→ **Activity**
The answer must be every line of the records below that contains the word "Audience", copied out.

___ Given data ___

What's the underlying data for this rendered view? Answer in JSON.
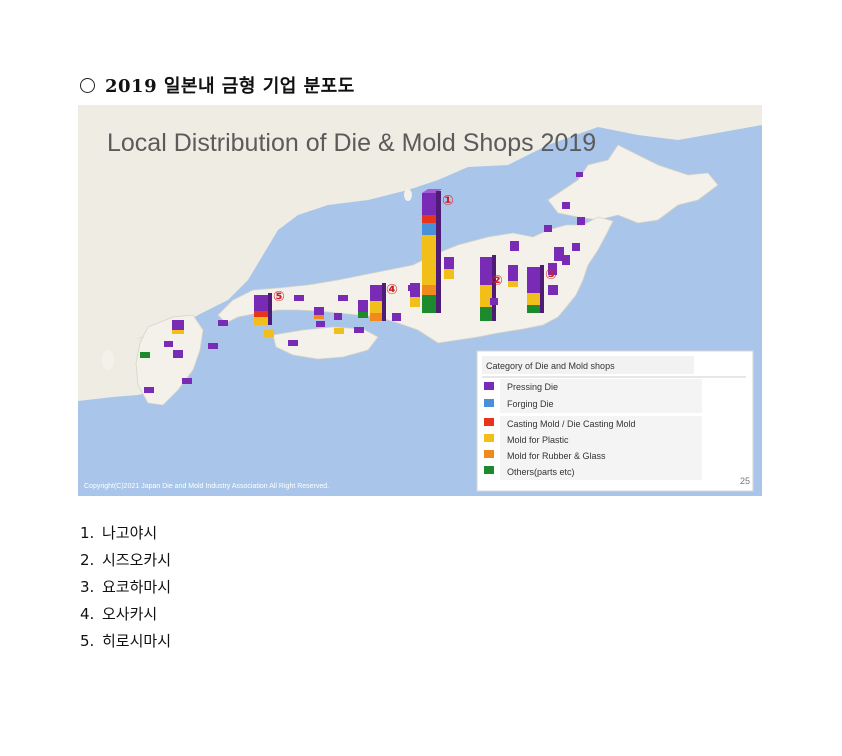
{
  "heading": {
    "text": "2019 일본내 금형 기업 분포도"
  },
  "figure": {
    "title": "Local Distribution of Die & Mold Shops 2019",
    "copyright": "Copyright(C)2021 Japan Die and Mold Industry Association All Right Reserved.",
    "page_number": "25",
    "legend": {
      "title": "Category of Die and Mold shops",
      "items": [
        {
          "label": "Pressing Die",
          "color": "#7a2bb5"
        },
        {
          "label": "Forging Die",
          "color": "#4a90d9"
        },
        {
          "label": "Casting Mold / Die Casting Mold",
          "color": "#e8341c"
        },
        {
          "label": "Mold for Plastic",
          "color": "#f2be1a"
        },
        {
          "label": "Mold for Rubber & Glass",
          "color": "#f08a1c"
        },
        {
          "label": "Others(parts etc)",
          "color": "#1e8a2e"
        }
      ]
    },
    "markers": [
      "①",
      "②",
      "③",
      "④",
      "⑤"
    ]
  },
  "list": [
    {
      "num": "1.",
      "text": "나고야시"
    },
    {
      "num": "2.",
      "text": "시즈오카시"
    },
    {
      "num": "3.",
      "text": "요코하마시"
    },
    {
      "num": "4.",
      "text": "오사카시"
    },
    {
      "num": "5.",
      "text": "히로시마시"
    }
  ]
}
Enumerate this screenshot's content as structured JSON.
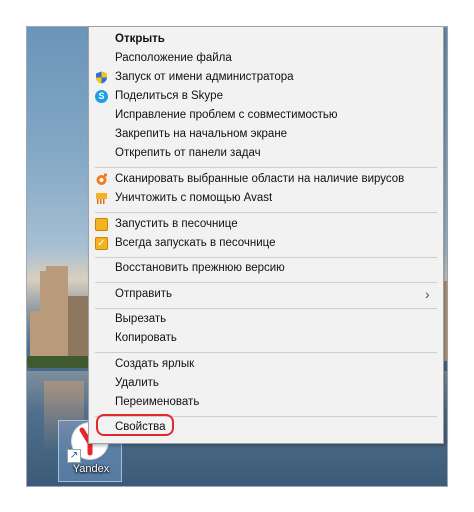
{
  "context_menu": {
    "items": [
      {
        "label": "Открыть"
      },
      {
        "label": "Расположение файла"
      },
      {
        "label": "Запуск от имени администратора"
      },
      {
        "label": "Поделиться в Skype"
      },
      {
        "label": "Исправление проблем с совместимостью"
      },
      {
        "label": "Закрепить на начальном экране"
      },
      {
        "label": "Открепить от панели задач"
      },
      {
        "label": "Сканировать выбранные области на наличие вирусов"
      },
      {
        "label": "Уничтожить с помощью Avast"
      },
      {
        "label": "Запустить в песочнице"
      },
      {
        "label": "Всегда запускать в песочнице"
      },
      {
        "label": "Восстановить прежнюю версию"
      },
      {
        "label": "Отправить"
      },
      {
        "label": "Вырезать"
      },
      {
        "label": "Копировать"
      },
      {
        "label": "Создать ярлык"
      },
      {
        "label": "Удалить"
      },
      {
        "label": "Переименовать"
      },
      {
        "label": "Свойства"
      }
    ],
    "highlighted_item": "Свойства",
    "highlight_color": "#e02a2a"
  },
  "desktop_icon": {
    "label": "Yandex",
    "icon": "yandex-browser-icon"
  },
  "icons": {
    "admin": "uac-shield-icon",
    "skype": "skype-icon",
    "avast_scan": "avast-icon",
    "avast_destroy": "avast-shredder-icon",
    "sandbox_run": "sandbox-icon",
    "sandbox_always": "sandbox-check-icon",
    "send_to_arrow": "chevron-right-icon"
  }
}
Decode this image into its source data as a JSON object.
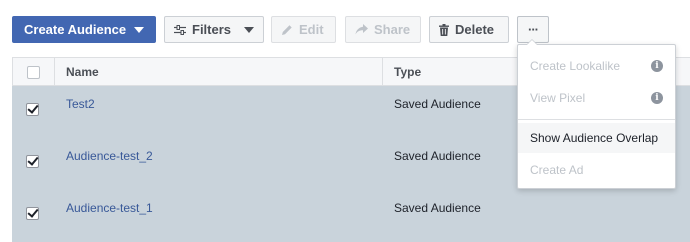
{
  "toolbar": {
    "create_audience_label": "Create Audience",
    "filters_label": "Filters",
    "edit_label": "Edit",
    "share_label": "Share",
    "delete_label": "Delete",
    "more_label": "···"
  },
  "table": {
    "columns": [
      "Name",
      "Type"
    ],
    "rows": [
      {
        "name": "Test2",
        "type": "Saved Audience",
        "checked": true
      },
      {
        "name": "Audience-test_2",
        "type": "Saved Audience",
        "checked": true
      },
      {
        "name": "Audience-test_1",
        "type": "Saved Audience",
        "checked": true
      }
    ]
  },
  "menu": {
    "items": [
      {
        "label": "Create Lookalike",
        "enabled": false,
        "icon": "info-icon"
      },
      {
        "label": "View Pixel",
        "enabled": false,
        "icon": "info-icon"
      },
      {
        "label": "Show Audience Overlap",
        "enabled": true,
        "highlighted": true
      },
      {
        "label": "Create Ad",
        "enabled": false
      }
    ]
  },
  "colors": {
    "primary": "#4267b2",
    "selected_row": "#c9d3db",
    "link": "#385898",
    "disabled_text": "#bec3c9"
  }
}
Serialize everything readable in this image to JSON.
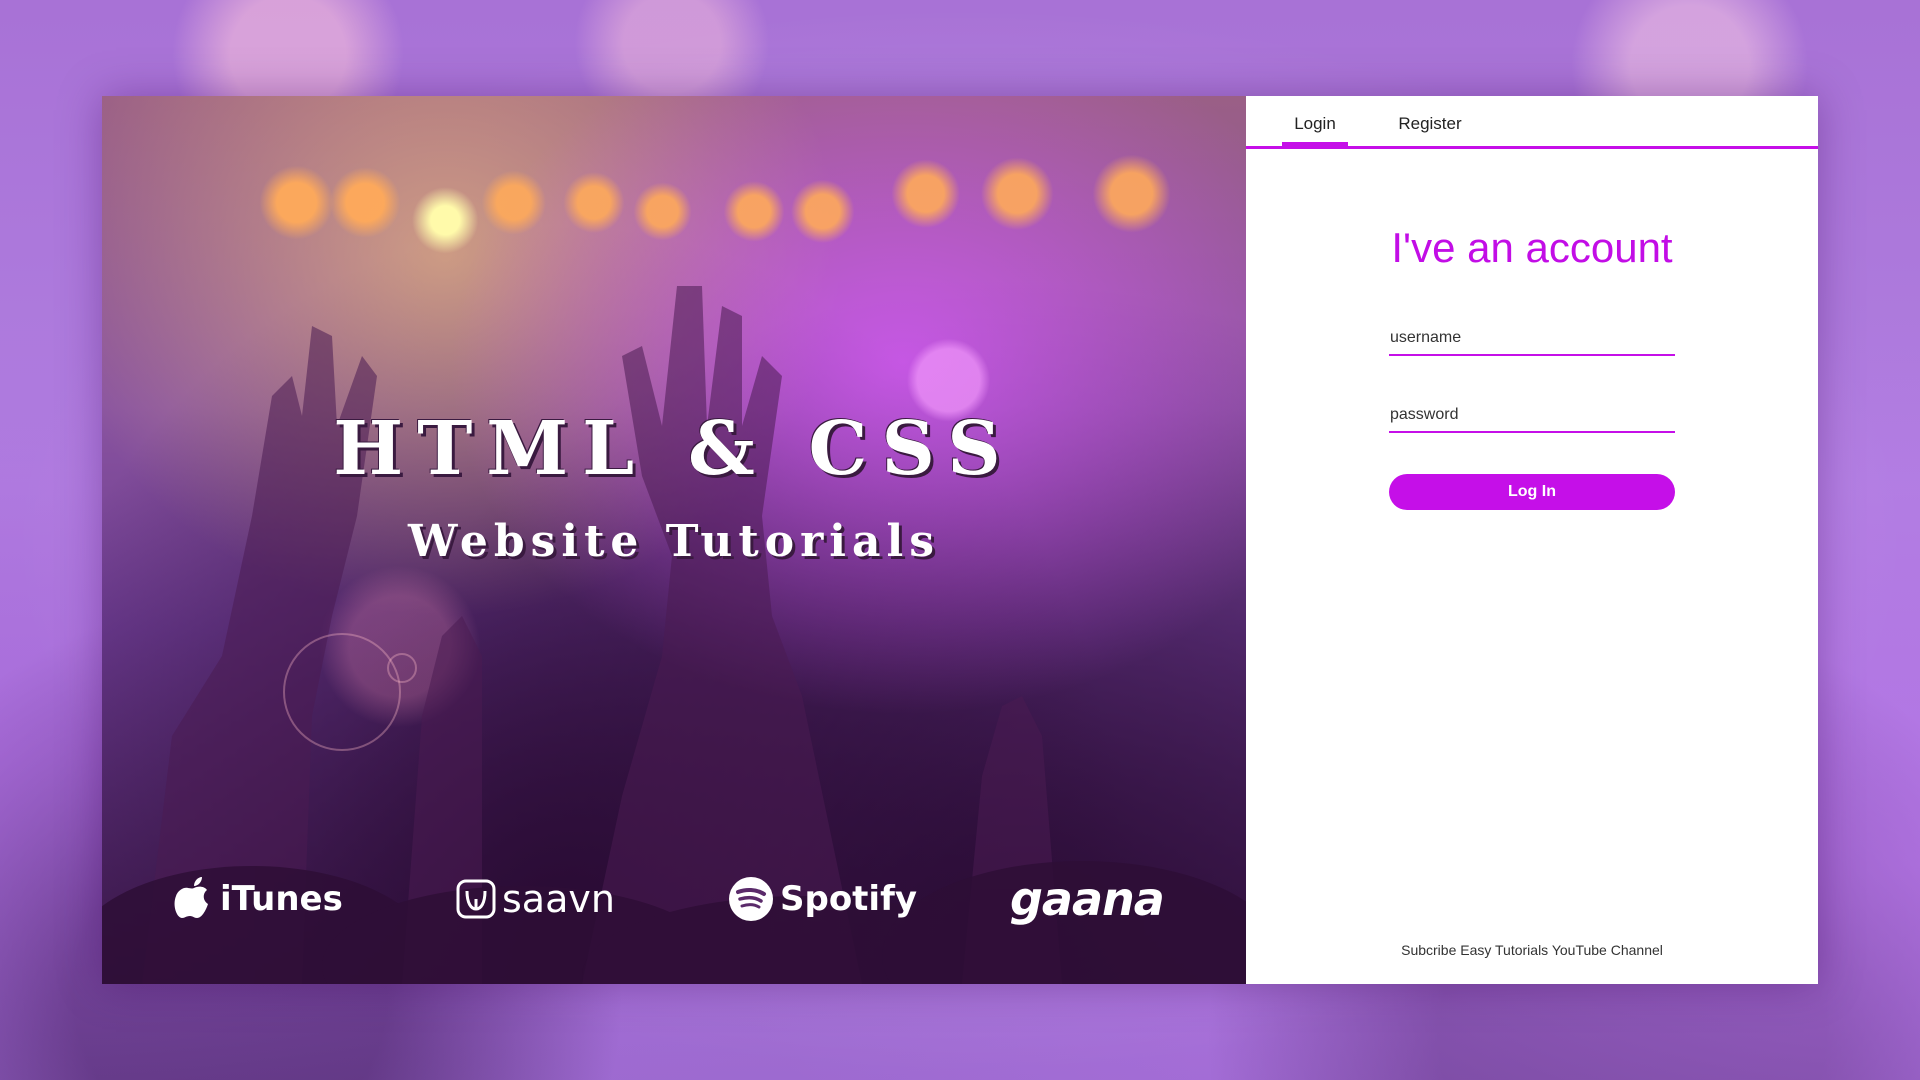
{
  "hero": {
    "title": "HTML & CSS",
    "subtitle": "Website Tutorials",
    "brands": [
      {
        "name": "iTunes",
        "icon": "apple-icon"
      },
      {
        "name": "saavn",
        "icon": "saavn-icon"
      },
      {
        "name": "Spotify",
        "icon": "spotify-icon"
      },
      {
        "name": "gaana",
        "icon": ""
      }
    ]
  },
  "panel": {
    "tabs": [
      {
        "label": "Login",
        "active": true
      },
      {
        "label": "Register",
        "active": false
      }
    ],
    "heading": "I've an account",
    "username_placeholder": "username",
    "password_placeholder": "password",
    "login_button": "Log In",
    "footer": "Subcribe Easy Tutorials YouTube Channel"
  },
  "colors": {
    "accent": "#c50fe8",
    "heading": "#c20de6",
    "panel_bg": "#ffffff"
  }
}
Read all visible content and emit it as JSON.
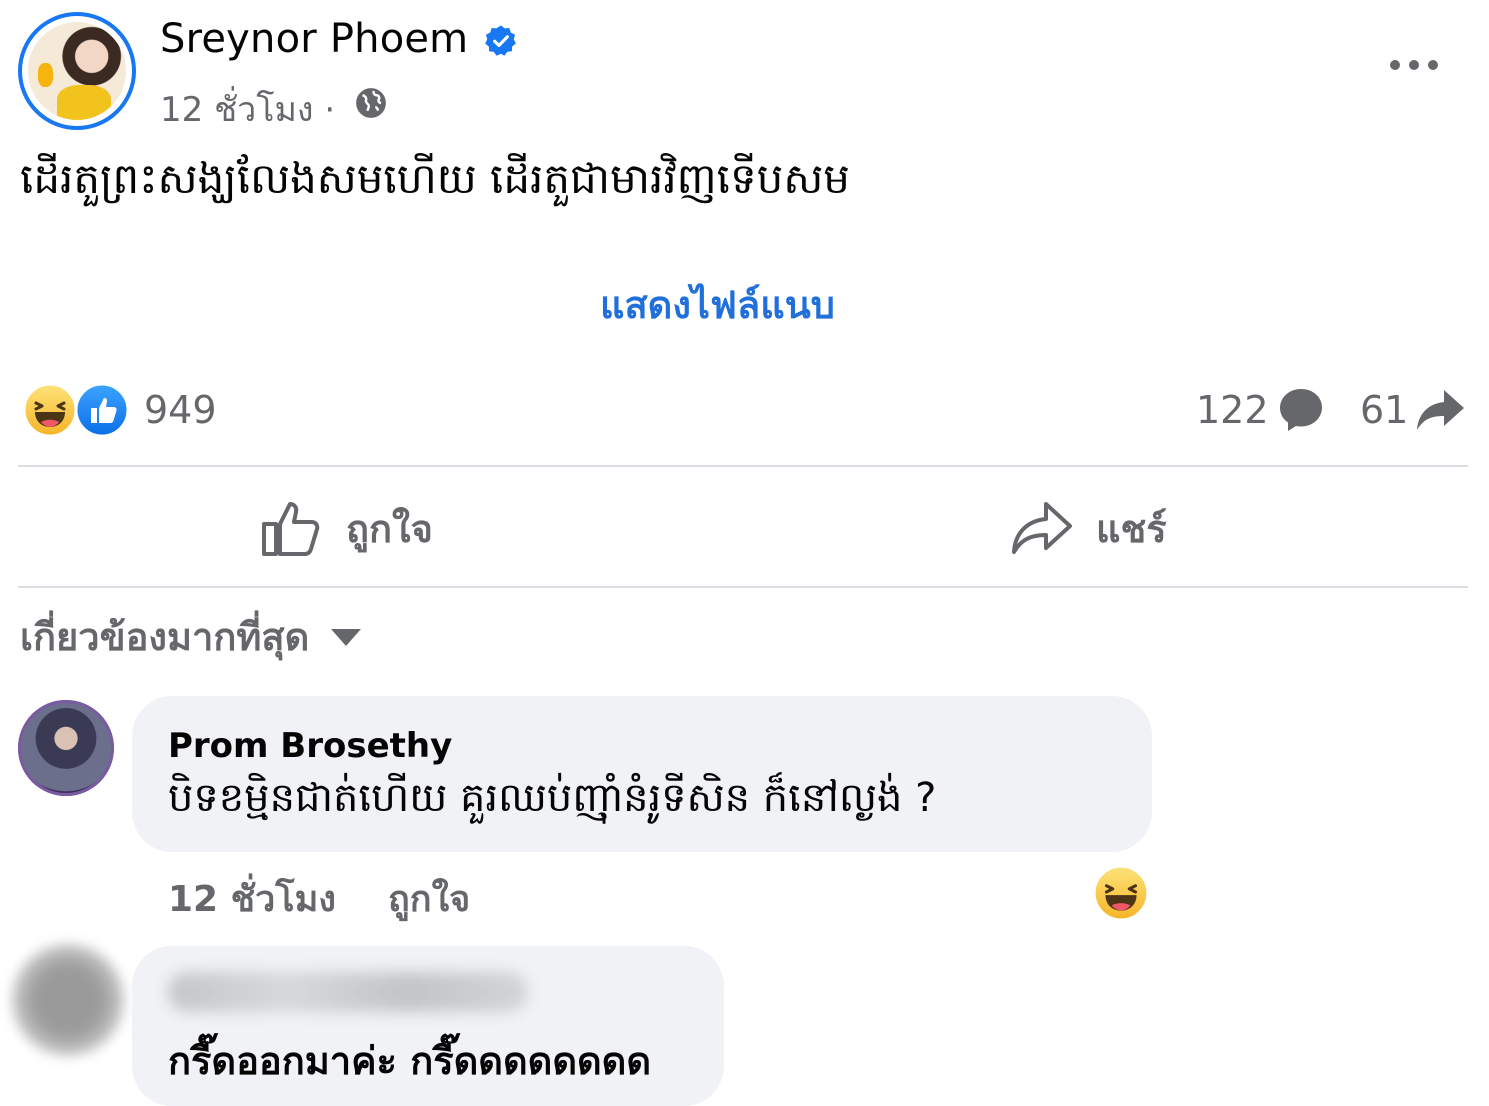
{
  "post": {
    "author": "Sreynor Phoem",
    "time": "12 ชั่วโมง ·",
    "text": "ដើរតួព្រះសង្ឃលែងសមហើយ ដើរតួជាមារវិញទើបសម",
    "see_attachment": "แสดงไฟล์แนบ"
  },
  "stats": {
    "reactions": "949",
    "comments": "122",
    "shares": "61"
  },
  "actions": {
    "like": "ถูกใจ",
    "share": "แชร์"
  },
  "sort": {
    "label": "เกี่ยวข้องมากที่สุด"
  },
  "comments": [
    {
      "name": "Prom Brosethy",
      "text": "បិទខម្មិនជាត់ហើយ គួរឈប់ញ៉ាំនំរូទីសិន ក៏នៅល្ងង់ ?",
      "time": "12 ชั่วโมง",
      "like": "ถูกใจ"
    },
    {
      "text": "กรี๊ดออกมาค่ะ กรี๊ดดดดดดดด"
    }
  ],
  "colors": {
    "accent": "#216fdb",
    "secondary_text": "#65676b",
    "bubble": "#f0f2f5",
    "divider": "#dadde1"
  }
}
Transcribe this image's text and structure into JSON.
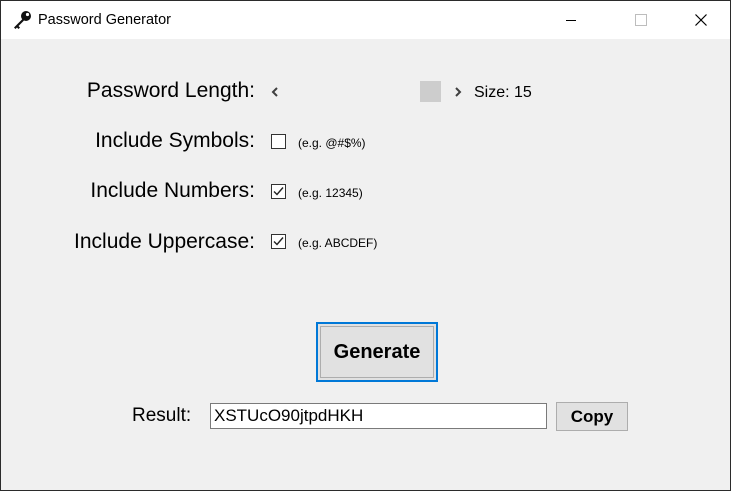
{
  "window": {
    "title": "Password Generator",
    "icon": "key-icon"
  },
  "form": {
    "length": {
      "label": "Password Length:",
      "size_text": "Size: 15",
      "value": 15
    },
    "symbols": {
      "label": "Include Symbols:",
      "checked": false,
      "hint": "(e.g. @#$%)"
    },
    "numbers": {
      "label": "Include Numbers:",
      "checked": true,
      "hint": "(e.g. 12345)"
    },
    "uppercase": {
      "label": "Include Uppercase:",
      "checked": true,
      "hint": "(e.g. ABCDEF)"
    }
  },
  "actions": {
    "generate_label": "Generate",
    "copy_label": "Copy"
  },
  "result": {
    "label": "Result:",
    "value": "XSTUcO90jtpdHKH"
  },
  "colors": {
    "focus_border": "#0078d7",
    "button_face": "#e1e1e1",
    "window_bg": "#f0f0f0"
  }
}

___

→ **Answer space**
    "create_audience_label": "Create Audience",
        "type": "Saved Audience",
        "name": "Audience-test_2",
        "type": "Saved Audience",
        "name": "Audience-test_1",
        "type": "Saved Audience",
        "label": "Show Audience Overlap",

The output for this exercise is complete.